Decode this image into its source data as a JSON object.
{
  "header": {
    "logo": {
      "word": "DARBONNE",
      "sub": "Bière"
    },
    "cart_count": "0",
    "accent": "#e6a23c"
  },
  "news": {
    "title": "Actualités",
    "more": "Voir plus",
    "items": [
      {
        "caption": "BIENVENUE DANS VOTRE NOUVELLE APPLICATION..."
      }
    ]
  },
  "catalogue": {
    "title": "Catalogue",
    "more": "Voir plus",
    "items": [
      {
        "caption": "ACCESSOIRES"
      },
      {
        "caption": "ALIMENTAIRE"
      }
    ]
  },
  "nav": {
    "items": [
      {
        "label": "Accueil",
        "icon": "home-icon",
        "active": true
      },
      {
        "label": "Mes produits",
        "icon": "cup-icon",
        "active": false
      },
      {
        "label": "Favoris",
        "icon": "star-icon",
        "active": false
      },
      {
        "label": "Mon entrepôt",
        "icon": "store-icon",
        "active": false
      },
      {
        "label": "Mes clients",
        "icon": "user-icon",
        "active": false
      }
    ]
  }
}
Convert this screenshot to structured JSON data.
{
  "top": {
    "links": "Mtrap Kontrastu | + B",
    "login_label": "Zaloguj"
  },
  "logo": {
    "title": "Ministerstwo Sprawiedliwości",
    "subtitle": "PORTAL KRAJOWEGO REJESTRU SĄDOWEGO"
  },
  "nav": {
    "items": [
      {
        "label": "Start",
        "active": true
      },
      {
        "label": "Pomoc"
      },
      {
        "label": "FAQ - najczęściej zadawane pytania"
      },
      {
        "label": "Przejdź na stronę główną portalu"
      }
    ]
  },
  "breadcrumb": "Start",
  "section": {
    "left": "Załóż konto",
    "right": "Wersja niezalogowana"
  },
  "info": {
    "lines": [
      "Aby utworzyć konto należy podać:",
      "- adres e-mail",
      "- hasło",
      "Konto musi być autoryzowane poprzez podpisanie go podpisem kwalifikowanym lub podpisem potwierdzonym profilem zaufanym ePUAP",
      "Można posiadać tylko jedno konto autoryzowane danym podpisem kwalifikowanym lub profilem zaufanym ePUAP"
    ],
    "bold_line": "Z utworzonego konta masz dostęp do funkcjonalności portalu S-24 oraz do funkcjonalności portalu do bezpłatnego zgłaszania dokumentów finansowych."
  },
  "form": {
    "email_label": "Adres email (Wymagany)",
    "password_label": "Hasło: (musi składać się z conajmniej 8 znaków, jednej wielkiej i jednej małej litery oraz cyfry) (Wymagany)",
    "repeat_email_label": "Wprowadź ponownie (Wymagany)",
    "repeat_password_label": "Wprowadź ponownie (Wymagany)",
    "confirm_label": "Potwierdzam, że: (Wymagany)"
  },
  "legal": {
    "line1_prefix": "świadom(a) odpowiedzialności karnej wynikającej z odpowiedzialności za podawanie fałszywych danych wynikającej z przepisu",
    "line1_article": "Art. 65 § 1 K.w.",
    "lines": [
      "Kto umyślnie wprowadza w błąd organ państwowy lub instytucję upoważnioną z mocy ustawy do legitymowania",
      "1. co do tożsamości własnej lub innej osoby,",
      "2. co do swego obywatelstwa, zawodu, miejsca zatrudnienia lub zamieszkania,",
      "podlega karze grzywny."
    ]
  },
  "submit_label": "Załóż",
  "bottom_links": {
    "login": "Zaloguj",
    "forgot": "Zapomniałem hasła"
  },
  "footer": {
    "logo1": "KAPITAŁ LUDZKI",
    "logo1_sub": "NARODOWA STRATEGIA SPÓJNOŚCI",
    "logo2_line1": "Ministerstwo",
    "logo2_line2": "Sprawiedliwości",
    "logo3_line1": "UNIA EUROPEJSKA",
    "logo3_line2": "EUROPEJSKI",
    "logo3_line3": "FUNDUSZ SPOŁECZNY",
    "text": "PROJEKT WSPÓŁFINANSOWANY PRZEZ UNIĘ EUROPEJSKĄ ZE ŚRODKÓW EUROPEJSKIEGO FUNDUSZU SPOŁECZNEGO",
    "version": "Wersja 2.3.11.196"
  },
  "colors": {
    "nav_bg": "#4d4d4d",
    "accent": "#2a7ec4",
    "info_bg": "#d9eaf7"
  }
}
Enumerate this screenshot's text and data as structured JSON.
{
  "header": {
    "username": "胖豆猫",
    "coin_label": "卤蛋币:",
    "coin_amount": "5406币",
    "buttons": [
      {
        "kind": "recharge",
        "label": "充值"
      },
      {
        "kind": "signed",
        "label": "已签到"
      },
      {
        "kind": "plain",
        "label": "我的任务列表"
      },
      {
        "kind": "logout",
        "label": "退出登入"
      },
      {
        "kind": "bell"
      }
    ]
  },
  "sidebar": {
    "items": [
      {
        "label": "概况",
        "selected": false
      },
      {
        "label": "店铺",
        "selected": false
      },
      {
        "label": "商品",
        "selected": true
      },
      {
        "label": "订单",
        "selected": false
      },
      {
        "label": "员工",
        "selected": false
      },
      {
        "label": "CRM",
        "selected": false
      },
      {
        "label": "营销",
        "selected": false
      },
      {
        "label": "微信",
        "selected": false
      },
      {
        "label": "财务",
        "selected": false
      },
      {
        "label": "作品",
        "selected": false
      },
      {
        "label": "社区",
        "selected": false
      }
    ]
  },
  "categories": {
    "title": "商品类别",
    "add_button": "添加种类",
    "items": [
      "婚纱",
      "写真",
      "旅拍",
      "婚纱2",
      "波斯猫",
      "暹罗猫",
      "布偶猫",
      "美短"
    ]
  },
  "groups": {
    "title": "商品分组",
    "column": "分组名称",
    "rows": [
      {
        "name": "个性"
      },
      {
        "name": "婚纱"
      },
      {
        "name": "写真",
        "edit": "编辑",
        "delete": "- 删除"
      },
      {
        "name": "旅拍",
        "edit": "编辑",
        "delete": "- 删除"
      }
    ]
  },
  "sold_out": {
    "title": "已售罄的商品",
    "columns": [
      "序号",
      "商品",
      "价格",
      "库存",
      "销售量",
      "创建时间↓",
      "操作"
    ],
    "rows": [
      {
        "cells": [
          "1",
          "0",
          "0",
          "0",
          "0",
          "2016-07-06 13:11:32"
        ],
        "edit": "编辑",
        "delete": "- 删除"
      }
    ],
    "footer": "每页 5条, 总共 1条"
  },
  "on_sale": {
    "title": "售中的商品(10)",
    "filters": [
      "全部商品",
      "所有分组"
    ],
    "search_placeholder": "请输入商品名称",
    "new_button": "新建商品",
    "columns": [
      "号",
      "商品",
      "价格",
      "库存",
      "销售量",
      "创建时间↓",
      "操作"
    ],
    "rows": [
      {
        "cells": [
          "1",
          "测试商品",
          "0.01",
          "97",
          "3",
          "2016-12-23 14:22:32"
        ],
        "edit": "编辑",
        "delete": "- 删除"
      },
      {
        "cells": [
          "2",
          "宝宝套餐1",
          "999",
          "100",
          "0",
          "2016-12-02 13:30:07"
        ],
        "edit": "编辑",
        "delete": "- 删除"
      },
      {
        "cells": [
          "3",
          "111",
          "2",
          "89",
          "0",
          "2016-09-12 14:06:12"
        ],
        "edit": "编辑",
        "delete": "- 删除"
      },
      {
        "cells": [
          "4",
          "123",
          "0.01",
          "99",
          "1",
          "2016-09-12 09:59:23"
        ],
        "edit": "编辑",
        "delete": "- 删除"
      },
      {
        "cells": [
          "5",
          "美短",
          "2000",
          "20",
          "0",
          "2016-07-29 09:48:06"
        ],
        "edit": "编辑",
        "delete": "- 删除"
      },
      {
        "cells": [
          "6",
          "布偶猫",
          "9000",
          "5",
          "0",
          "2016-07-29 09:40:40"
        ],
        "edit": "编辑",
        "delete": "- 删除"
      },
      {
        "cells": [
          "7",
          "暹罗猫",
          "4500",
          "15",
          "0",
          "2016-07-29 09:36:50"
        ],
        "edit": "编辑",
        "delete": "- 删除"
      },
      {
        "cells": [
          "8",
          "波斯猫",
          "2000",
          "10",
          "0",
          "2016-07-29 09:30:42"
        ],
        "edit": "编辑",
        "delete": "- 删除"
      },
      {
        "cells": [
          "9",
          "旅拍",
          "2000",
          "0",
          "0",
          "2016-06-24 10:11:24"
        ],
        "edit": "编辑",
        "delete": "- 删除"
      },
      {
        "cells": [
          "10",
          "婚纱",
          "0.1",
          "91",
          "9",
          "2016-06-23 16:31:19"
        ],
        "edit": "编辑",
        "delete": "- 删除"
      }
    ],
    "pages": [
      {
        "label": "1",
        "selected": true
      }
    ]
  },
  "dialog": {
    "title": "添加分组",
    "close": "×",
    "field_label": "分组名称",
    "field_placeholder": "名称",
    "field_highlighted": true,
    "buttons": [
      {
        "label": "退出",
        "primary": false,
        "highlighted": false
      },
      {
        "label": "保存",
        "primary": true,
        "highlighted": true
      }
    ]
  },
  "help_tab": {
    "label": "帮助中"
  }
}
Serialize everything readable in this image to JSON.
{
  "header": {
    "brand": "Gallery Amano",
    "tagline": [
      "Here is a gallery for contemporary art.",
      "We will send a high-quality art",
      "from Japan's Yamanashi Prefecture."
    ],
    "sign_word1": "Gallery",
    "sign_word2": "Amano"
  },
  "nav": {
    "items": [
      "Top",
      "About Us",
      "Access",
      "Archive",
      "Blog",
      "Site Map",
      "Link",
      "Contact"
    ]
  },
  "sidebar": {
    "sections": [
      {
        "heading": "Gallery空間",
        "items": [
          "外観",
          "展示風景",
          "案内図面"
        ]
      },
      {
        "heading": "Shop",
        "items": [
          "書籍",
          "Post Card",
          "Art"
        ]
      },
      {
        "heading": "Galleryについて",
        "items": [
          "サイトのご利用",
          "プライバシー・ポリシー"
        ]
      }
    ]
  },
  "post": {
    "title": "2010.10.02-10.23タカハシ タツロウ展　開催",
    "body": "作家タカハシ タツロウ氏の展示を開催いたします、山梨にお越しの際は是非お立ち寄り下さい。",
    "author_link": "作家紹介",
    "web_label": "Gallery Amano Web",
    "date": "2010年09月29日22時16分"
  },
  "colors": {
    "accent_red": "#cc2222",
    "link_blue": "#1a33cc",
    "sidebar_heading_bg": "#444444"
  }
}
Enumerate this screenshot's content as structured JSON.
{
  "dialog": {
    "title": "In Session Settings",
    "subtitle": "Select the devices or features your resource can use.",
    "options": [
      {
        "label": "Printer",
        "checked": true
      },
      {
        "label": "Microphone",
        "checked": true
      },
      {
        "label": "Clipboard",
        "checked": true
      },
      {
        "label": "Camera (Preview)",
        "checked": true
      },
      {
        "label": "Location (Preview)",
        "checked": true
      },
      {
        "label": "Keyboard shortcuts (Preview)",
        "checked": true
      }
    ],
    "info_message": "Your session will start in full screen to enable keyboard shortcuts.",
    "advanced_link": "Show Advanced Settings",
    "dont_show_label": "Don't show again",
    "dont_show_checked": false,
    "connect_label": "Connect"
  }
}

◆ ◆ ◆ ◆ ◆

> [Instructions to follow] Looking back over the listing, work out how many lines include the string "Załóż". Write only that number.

> [Reply to the task] 2